Many experiments have been made with a view to determining the difference in chemical constitution of marcasite and pyrites, but with no very definite results.
It is a noteworthy fact that whilst pyrites has been prepared artificially, marcasite has not.
Marcasite occurs under the same conditions as pyrites, but is much less common.
Whilst pyrites is found abundantly in the older crystalline rocks and slates, marcasite is more abundant in clays, and has often been formed as a concretion around organic remains.
In the Chalk of the south-east of England nodules of marcasite with a fibrous radiated structure are abundant, and in the Chalk Marl between Dover and Folkestone fine twinned groups of "spear pyrites" are common.
The mineral is also met with in metalliferous veins, though much less frequently than pyrites; for example the "cockscomb pyrites" of the lead mines of Derbyshire and Cumberland.
Minute rods or needles of rutile are also common in slates, and well-formed cubes of pyrites are often visible on the splitting faces.

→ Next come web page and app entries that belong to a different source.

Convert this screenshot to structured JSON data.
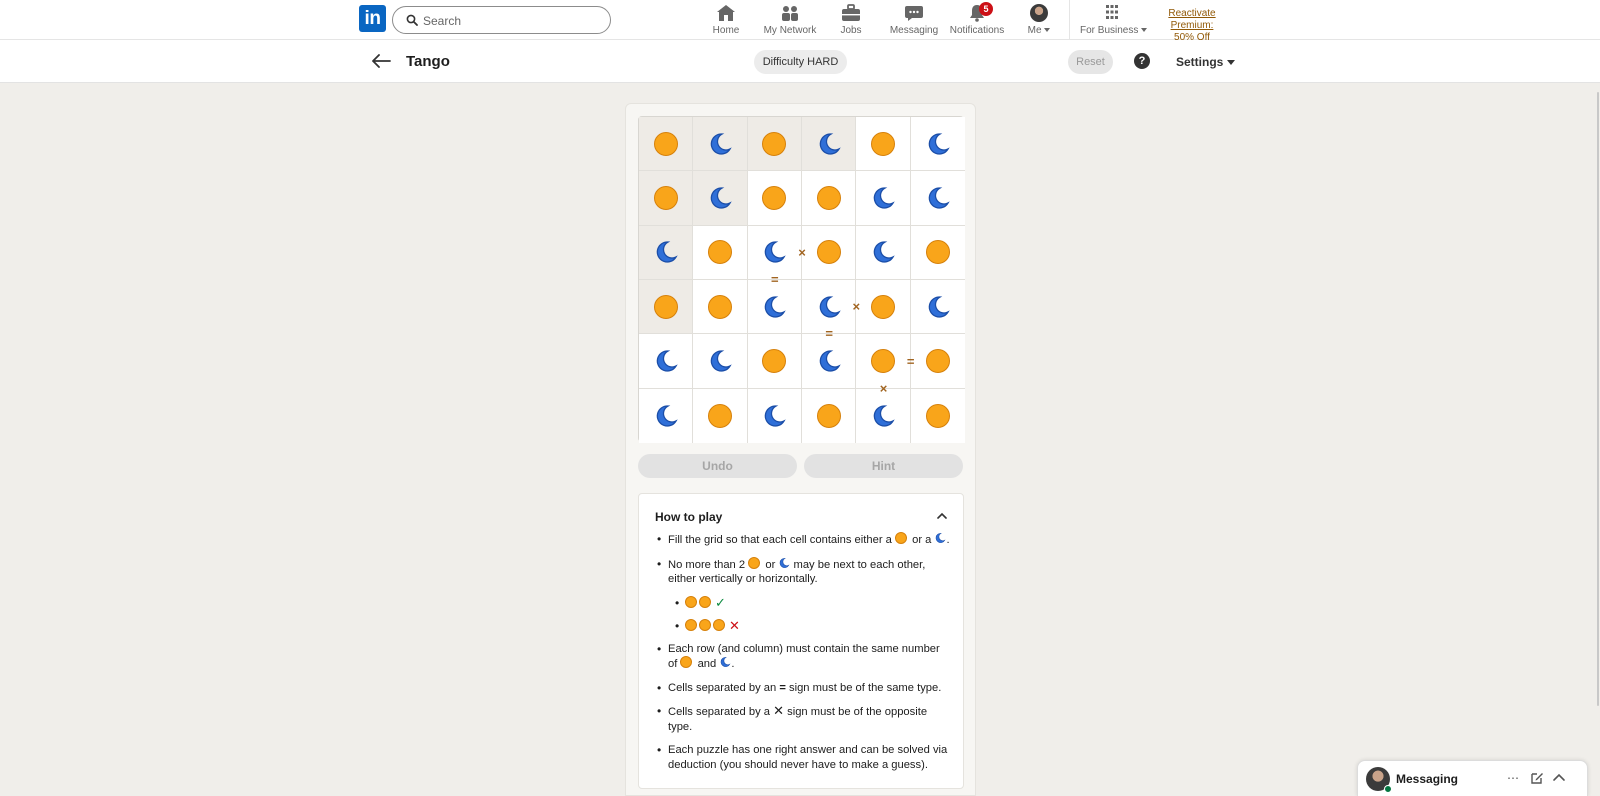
{
  "nav": {
    "logo": "in",
    "search_placeholder": "Search",
    "items": [
      {
        "label": "Home",
        "icon": "home-icon"
      },
      {
        "label": "My Network",
        "icon": "network-icon"
      },
      {
        "label": "Jobs",
        "icon": "briefcase-icon"
      },
      {
        "label": "Messaging",
        "icon": "chat-icon"
      },
      {
        "label": "Notifications",
        "icon": "bell-icon",
        "badge": "5"
      },
      {
        "label": "Me",
        "icon": "avatar"
      },
      {
        "label": "For Business",
        "icon": "grid-icon"
      }
    ],
    "premium_line1": "Reactivate Premium:",
    "premium_line2": "50% Off"
  },
  "header": {
    "title": "Tango",
    "difficulty": "Difficulty HARD",
    "reset": "Reset",
    "help": "?",
    "settings": "Settings"
  },
  "game": {
    "grid": [
      [
        "sun",
        "moon",
        "sun",
        "moon",
        "sun",
        "moon"
      ],
      [
        "sun",
        "moon",
        "sun",
        "sun",
        "moon",
        "moon"
      ],
      [
        "moon",
        "sun",
        "moon",
        "sun",
        "moon",
        "sun"
      ],
      [
        "sun",
        "sun",
        "moon",
        "moon",
        "sun",
        "moon"
      ],
      [
        "moon",
        "moon",
        "sun",
        "moon",
        "sun",
        "sun"
      ],
      [
        "moon",
        "sun",
        "moon",
        "sun",
        "moon",
        "sun"
      ]
    ],
    "locked": [
      [
        true,
        true,
        true,
        true,
        false,
        false
      ],
      [
        true,
        true,
        false,
        false,
        false,
        false
      ],
      [
        true,
        false,
        false,
        false,
        false,
        false
      ],
      [
        true,
        false,
        false,
        false,
        false,
        false
      ],
      [
        false,
        false,
        false,
        false,
        false,
        false
      ],
      [
        false,
        false,
        false,
        false,
        false,
        false
      ]
    ],
    "constraints": [
      {
        "type": "×",
        "between": [
          [
            2,
            2
          ],
          [
            2,
            3
          ]
        ]
      },
      {
        "type": "=",
        "between": [
          [
            2,
            2
          ],
          [
            3,
            2
          ]
        ]
      },
      {
        "type": "×",
        "between": [
          [
            3,
            3
          ],
          [
            3,
            4
          ]
        ]
      },
      {
        "type": "=",
        "between": [
          [
            3,
            3
          ],
          [
            4,
            3
          ]
        ]
      },
      {
        "type": "=",
        "between": [
          [
            4,
            4
          ],
          [
            4,
            5
          ]
        ]
      },
      {
        "type": "×",
        "between": [
          [
            4,
            4
          ],
          [
            5,
            4
          ]
        ]
      }
    ],
    "undo": "Undo",
    "hint": "Hint"
  },
  "howto": {
    "title": "How to play",
    "r1a": "Fill the grid so that each cell contains either a",
    "r1b": "or a",
    "r1c": ".",
    "r2a": "No more than 2",
    "r2b": "or",
    "r2c": "may be next to each other, either vertically or horizontally.",
    "check": "✓",
    "cross": "✕",
    "r3a": "Each row (and column) must contain the same number of",
    "r3b": "and",
    "r3c": ".",
    "r4a": "Cells separated by an",
    "r4eq": "=",
    "r4b": "sign must be of the same type.",
    "r5a": "Cells separated by a",
    "r5x": "✕",
    "r5b": "sign must be of the opposite type.",
    "r6": "Each puzzle has one right answer and can be solved via deduction (you should never have to make a guess)."
  },
  "messaging": {
    "label": "Messaging"
  },
  "colors": {
    "sun": "#f9a51a",
    "moon": "#2f6fd8",
    "constraint": "#a16420",
    "brand": "#0a66c2"
  }
}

It is often associated with blende and pyrites, and with calcite, fluorspar, quartz, barytes, chalybite and pearlspar as gangue minerals; in the upper oxidized parts of the deposits, cerussite and anglesite occur as alteration products.

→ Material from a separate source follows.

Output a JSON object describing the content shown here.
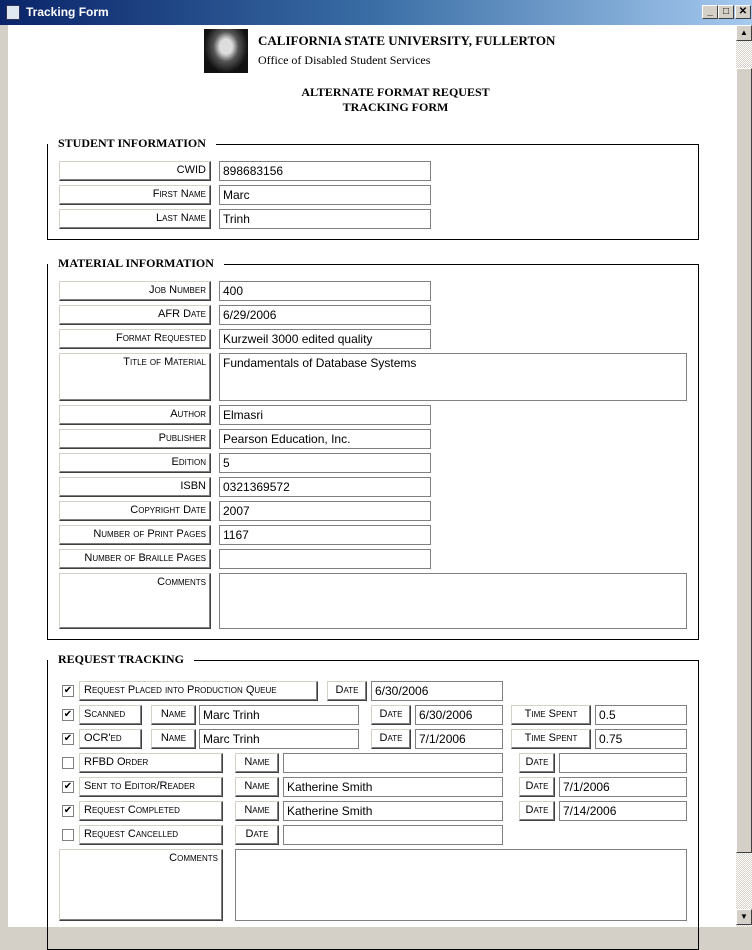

After coal and iron the most valuable minerals are zinc, lead, pyrites and copper.
Iron is found in eastern Tibet in the form of pyrites, and is rudely smelted locally.
In many cases it has been formed from other iron oxides, like haematite and magnetite, or by the alteration of pyrites or chalybite.

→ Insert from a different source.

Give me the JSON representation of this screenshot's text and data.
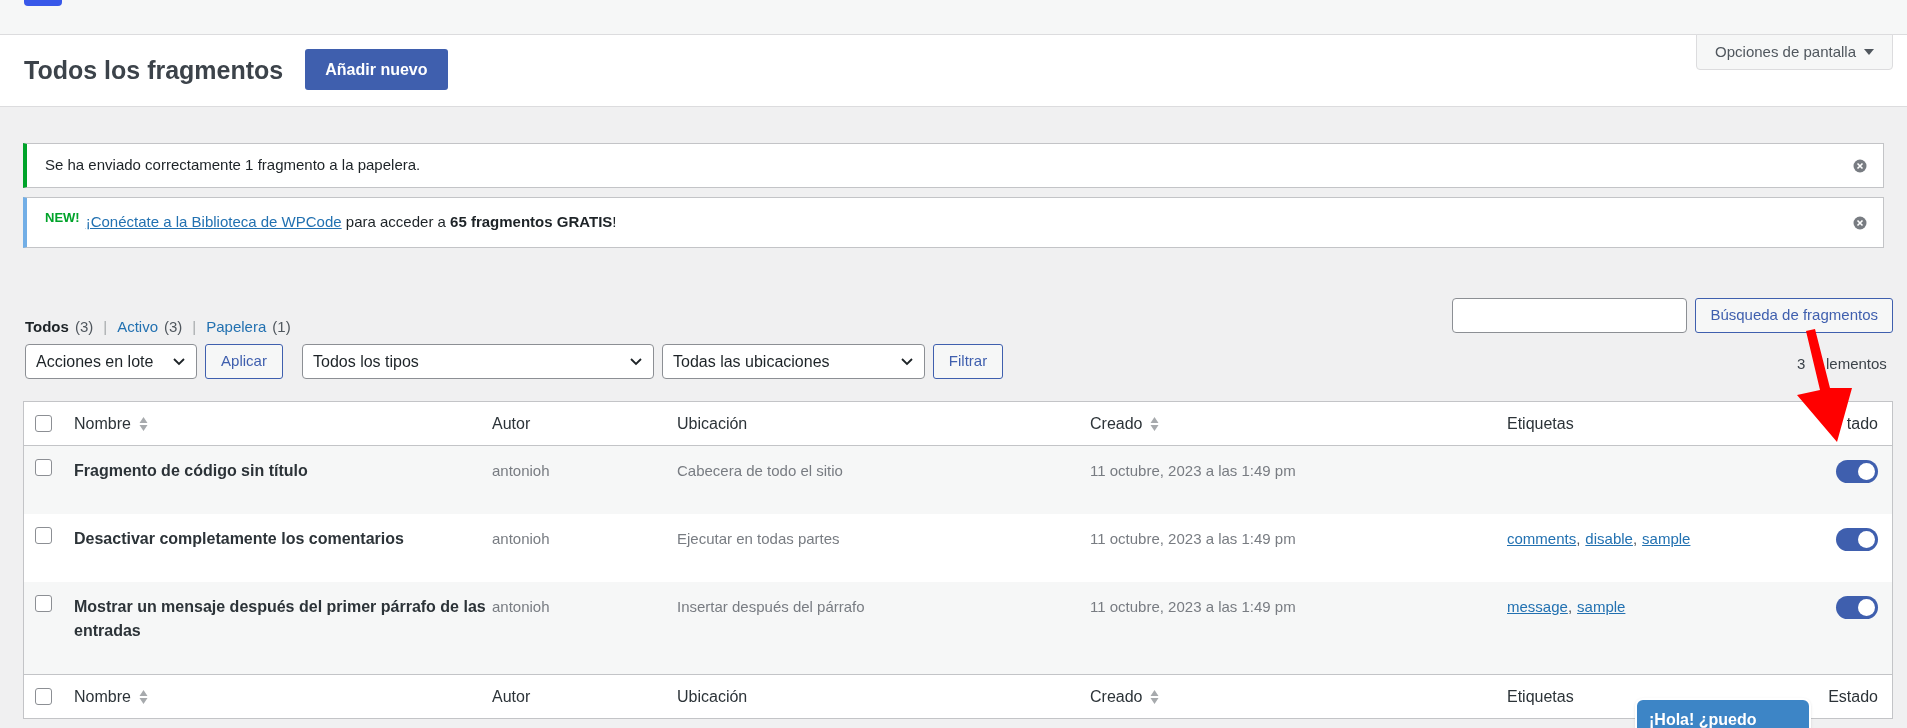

By the operation of meteoric agencies, iron pyrites readily pass into limonite often with retention of external form; and the masses of "gozzan" or "gossan" on the outcrop of certain mineral-veins consist of rusty iron ore formed in this way, and associated with cellular quartz.
PYRITES, a term applied to iron disulphide when crystallized in the cubic system, but used also in a general sense to designate a group of metallic sulphides of which this mineral is the most characteristic example.
When employed as a group-name the constituent species are distinguished by prefixes: thus the type is called iron pyrites, whilst other species are known as copper pyrites, arsenical pyrites, &c. The original word pyrites (from Gr.
Iron-pyrites was formerly called marcasite, a word variously written marcasin, marchasite, marchesite, marquesite, &c. The two names are now applied to distinct mineral species.
The compound FeS 2 is dimorphous, and the modern practice is to distinguish the cubic forms as pyrites and the orthorhombic as marcasite (q.v.).
Sometimes, however, the term pyrites is loosely applied to both species, and the cubic pyrites is then differentiated by the name "pyrite" - a form which brings the last syllable into harmony with the spelling of the names of most minerals.
Iron pyrites, or pyrite, belongs crystallographically to the parallelfaced hemihedral class of the cubic system.
The name is of Arabic origin and was long applied to crystallized pyrites (q.v.); it was restricted to the present species by W.